Compounding the deleterious impact of hormonal imbalance, sleep deprivation also impairs the ability of our brain to make rational decisions. A team at the University of Zurich found that lack of sleep leads to poor and over-risky decision making when subjects were challenged with difficult decisions after just a few nights of poor sleep 4. And Dr. Matthew Walker and his co-researchers at the University of California, Berkeley used brain imaging to show why this is so. Activity in the supervisory regions located in the “modern” pre-frontal cortex is suppressed when we lose sleep while the primitive survival regions are more active 5. So when we lose sleep, we lose the will-power to resist high-calorie foods. Rather we behave as if we don’t know where our next meal is coming from!
So how can we break this vicious cycle? A new study in the UK points to a possible way out 6,7. Dr. Wendy Hall and her colleagues at King’s College, University of London report on a trial with 21 volunteers who had normally slept for less than the minimum recommended seven hours a night. They were guided on how to change their sleeping habits so that they could sleep for longer adding on average 90 minutes a night. By the end of just a week, they were eating less sugar and carbs, including at least 40 calories less daily from just sugar alone. In contrast, no change was seen in a control group whose sleep did not improve. The study suggests that a simple change in lifestyle may really help people consume healthier diets, and avoid the dangers of obesity.
Summarizing: sleep deprivation, too common in first-world countries, is strongly correlated with obesity which, in-turn, can lead to type-II diabetes. Lack of sleep causes hormonal imbalances and compromises impulse controls in the brain. The result - increased consumption of high calorie foods, decreased feelings of food satisfaction and prevention of effective dieting. Fortunately, improving sleep habits and getting a full eight hours can help overcome these serious issues in a relatively short time leading to a healthier, and longer life. Surely it is time for our healthcare providers to encourage everyone to get their full quota of quality sleep and take a major bite out of the large and escalating costs associated with the obesity and diabetes epidemics.

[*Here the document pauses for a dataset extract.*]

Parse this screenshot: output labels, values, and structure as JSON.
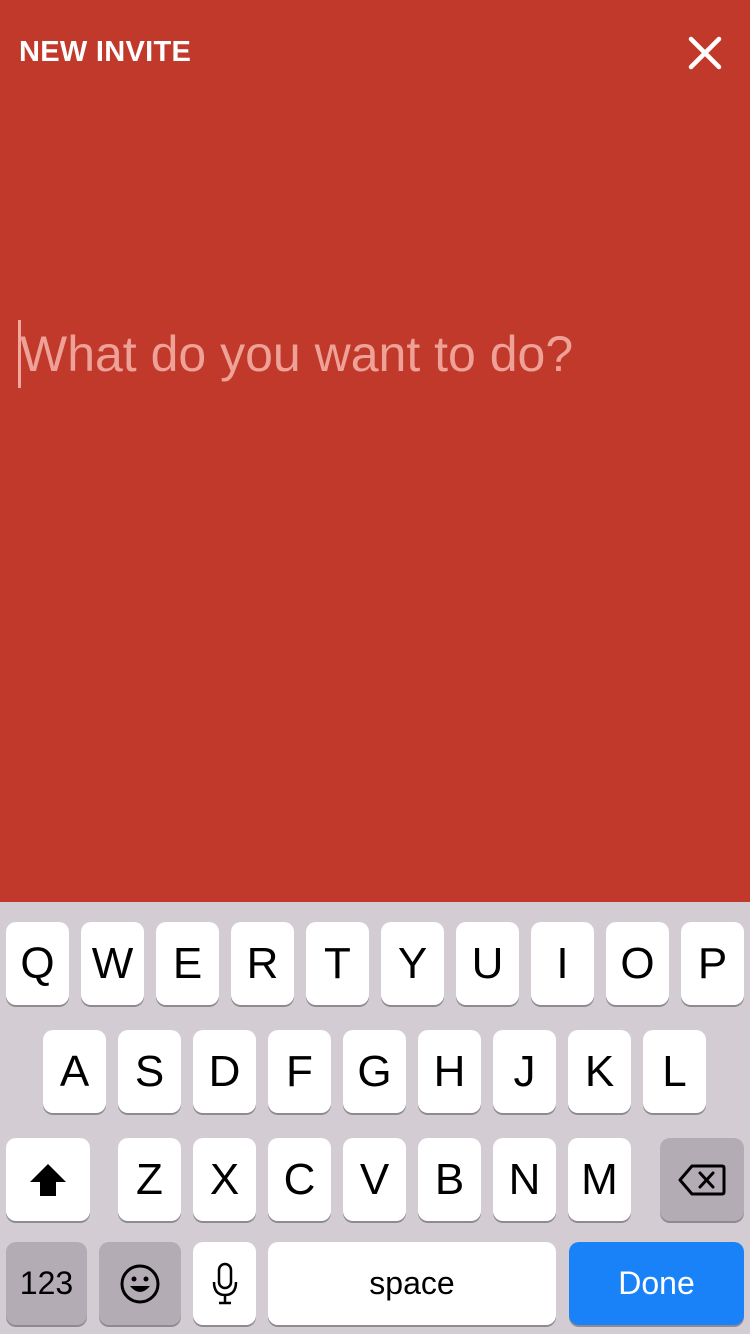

3. “Endocrine Physiology in Relation to Sleep and Sleep Disturbances”, Eve Van Cauter & Esra Tasali, Principles of Sleep Medicine, Chapter 20, pp. 202-219. 6th ed. Elsevier, Amsterdam, 2017